Problem >> Return the records, each one exactly as written.

--

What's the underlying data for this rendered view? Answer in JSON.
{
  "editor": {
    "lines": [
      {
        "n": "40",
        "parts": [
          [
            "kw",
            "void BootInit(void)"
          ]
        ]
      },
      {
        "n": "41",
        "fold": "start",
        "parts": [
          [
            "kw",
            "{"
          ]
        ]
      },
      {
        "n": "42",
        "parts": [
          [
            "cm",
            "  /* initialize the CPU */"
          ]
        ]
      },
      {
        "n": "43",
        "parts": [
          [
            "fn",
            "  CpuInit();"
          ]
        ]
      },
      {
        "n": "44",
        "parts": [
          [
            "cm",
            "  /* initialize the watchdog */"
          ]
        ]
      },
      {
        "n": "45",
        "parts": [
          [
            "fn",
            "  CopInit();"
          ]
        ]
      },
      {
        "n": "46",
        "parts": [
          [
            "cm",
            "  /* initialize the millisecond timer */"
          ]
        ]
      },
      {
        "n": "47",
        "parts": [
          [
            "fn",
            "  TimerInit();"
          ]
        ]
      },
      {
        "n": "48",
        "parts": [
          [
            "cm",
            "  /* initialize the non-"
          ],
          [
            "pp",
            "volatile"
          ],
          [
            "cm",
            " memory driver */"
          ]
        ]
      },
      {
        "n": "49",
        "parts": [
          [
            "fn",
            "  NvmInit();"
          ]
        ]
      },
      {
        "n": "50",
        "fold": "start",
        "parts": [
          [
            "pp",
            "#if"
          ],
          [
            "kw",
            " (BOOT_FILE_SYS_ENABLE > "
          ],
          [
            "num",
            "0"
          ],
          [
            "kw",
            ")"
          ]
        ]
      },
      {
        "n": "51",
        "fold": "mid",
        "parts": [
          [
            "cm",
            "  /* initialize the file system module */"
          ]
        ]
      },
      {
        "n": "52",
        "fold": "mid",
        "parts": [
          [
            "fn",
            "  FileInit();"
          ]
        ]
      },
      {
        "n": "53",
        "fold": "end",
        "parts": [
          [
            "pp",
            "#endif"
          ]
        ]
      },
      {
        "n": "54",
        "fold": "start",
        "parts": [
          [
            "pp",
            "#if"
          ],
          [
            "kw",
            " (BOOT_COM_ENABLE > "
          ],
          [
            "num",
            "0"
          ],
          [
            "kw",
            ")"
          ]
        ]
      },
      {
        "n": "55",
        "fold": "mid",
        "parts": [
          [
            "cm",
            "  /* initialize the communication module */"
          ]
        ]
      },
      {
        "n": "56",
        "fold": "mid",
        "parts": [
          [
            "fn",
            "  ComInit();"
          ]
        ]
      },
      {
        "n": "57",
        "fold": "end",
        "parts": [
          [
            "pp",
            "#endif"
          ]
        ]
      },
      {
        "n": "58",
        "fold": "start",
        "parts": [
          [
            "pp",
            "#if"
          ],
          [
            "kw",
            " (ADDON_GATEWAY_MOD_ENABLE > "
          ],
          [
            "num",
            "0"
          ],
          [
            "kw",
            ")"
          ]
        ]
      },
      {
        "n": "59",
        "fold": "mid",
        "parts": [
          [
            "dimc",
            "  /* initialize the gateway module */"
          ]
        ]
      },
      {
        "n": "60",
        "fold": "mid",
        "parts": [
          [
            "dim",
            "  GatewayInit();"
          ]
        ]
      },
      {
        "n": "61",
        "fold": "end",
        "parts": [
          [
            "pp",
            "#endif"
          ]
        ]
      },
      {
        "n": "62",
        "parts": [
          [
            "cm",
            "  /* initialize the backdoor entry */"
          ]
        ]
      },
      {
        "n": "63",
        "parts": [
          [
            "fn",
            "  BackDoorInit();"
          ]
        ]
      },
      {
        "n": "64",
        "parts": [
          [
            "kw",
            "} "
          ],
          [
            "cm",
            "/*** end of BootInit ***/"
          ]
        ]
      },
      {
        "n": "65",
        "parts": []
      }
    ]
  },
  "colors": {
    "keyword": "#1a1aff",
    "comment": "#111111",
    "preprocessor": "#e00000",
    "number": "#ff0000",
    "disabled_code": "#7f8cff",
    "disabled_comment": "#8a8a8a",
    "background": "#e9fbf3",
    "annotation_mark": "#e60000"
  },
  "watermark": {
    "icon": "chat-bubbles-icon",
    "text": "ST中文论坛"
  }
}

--

Solution to the exercise >>
What's the underlying data for this rendered view? Answer in JSON.
{
  "editor": {
    "lines": [
      {
        "n": "40",
        "parts": [
          [
            "kw",
            "void BootInit(void)"
          ]
        ]
      },
      {
        "n": "41",
        "fold": "start",
        "parts": [
          [
            "kw",
            "{"
          ]
        ]
      },
      {
        "n": "42",
        "parts": [
          [
            "cm",
            "  /* initialize the CPU */"
          ]
        ]
      },
      {
        "n": "43",
        "parts": [
          [
            "fn",
            "  CpuInit();"
          ]
        ]
      },
      {
        "n": "44",
        "parts": [
          [
            "cm",
            "  /* initialize the watchdog */"
          ]
        ]
      },
      {
        "n": "45",
        "parts": [
          [
            "fn",
            "  CopInit();"
          ]
        ]
      },
      {
        "n": "46",
        "parts": [
          [
            "cm",
            "  /* initialize the millisecond timer */"
          ]
        ]
      },
      {
        "n": "47",
        "parts": [
          [
            "fn",
            "  TimerInit();"
          ]
        ]
      },
      {
        "n": "48",
        "parts": [
          [
            "cm",
            "  /* initialize the non-"
          ],
          [
            "pp",
            "volatile"
          ],
          [
            "cm",
            " memory driver */"
          ]
        ]
      },
      {
        "n": "49",
        "parts": [
          [
            "fn",
            "  NvmInit();"
          ]
        ]
      },
      {
        "n": "50",
        "fold": "start",
        "parts": [
          [
            "pp",
            "#if"
          ],
          [
            "kw",
            " (BOOT_FILE_SYS_ENABLE > "
          ],
          [
            "num",
            "0"
          ],
          [
            "kw",
            ")"
          ]
        ]
      },
      {
        "n": "51",
        "fold": "mid",
        "parts": [
          [
            "cm",
            "  /* initialize the file system module */"
          ]
        ]
      },
      {
        "n": "52",
        "fold": "mid",
        "parts": [
          [
            "fn",
            "  FileInit();"
          ]
        ]
      },
      {
        "n": "53",
        "fold": "end",
        "parts": [
          [
            "pp",
            "#endif"
          ]
        ]
      },
      {
        "n": "54",
        "fold": "start",
        "parts": [
          [
            "pp",
            "#if"
          ],
          [
            "kw",
            " (BOOT_COM_ENABLE > "
          ],
          [
            "num",
            "0"
          ],
          [
            "kw",
            ")"
          ]
        ]
      },
      {
        "n": "55",
        "fold": "mid",
        "parts": [
          [
            "cm",
            "  /* initialize the communication module */"
          ]
        ]
      },
      {
        "n": "56",
        "fold": "mid",
        "parts": [
          [
            "fn",
            "  ComInit();"
          ]
        ]
      },
      {
        "n": "57",
        "fold": "end",
        "parts": [
          [
            "pp",
            "#endif"
          ]
        ]
      },
      {
        "n": "58",
        "fold": "start",
        "parts": [
          [
            "pp",
            "#if"
          ],
          [
            "kw",
            " (ADDON_GATEWAY_MOD_ENABLE > "
          ],
          [
            "num",
            "0"
          ],
          [
            "kw",
            ")"
          ]
        ]
      },
      {
        "n": "59",
        "fold": "mid",
        "parts": [
          [
            "dimc",
            "  /* initialize the gateway module */"
          ]
        ]
      },
      {
        "n": "60",
        "fold": "mid",
        "parts": [
          [
            "dim",
            "  GatewayInit();"
          ]
        ]
      },
      {
        "n": "61",
        "fold": "end",
        "parts": [
          [
            "pp",
            "#endif"
          ]
        ]
      },
      {
        "n": "62",
        "parts": [
          [
            "cm",
            "  /* initialize the backdoor entry */"
          ]
        ]
      },
      {
        "n": "63",
        "parts": [
          [
            "fn",
            "  BackDoorInit();"
          ]
        ]
      },
      {
        "n": "64",
        "parts": [
          [
            "kw",
            "} "
          ],
          [
            "cm",
            "/*** end of BootInit ***/"
          ]
        ]
      },
      {
        "n": "65",
        "parts": []
      }
    ]
  },
  "colors": {
    "keyword": "#1a1aff",
    "comment": "#111111",
    "preprocessor": "#e00000",
    "number": "#ff0000",
    "disabled_code": "#7f8cff",
    "disabled_comment": "#8a8a8a",
    "background": "#e9fbf3",
    "annotation_mark": "#e60000"
  },
  "watermark": {
    "icon": "chat-bubbles-icon",
    "text": "ST中文论坛"
  }
}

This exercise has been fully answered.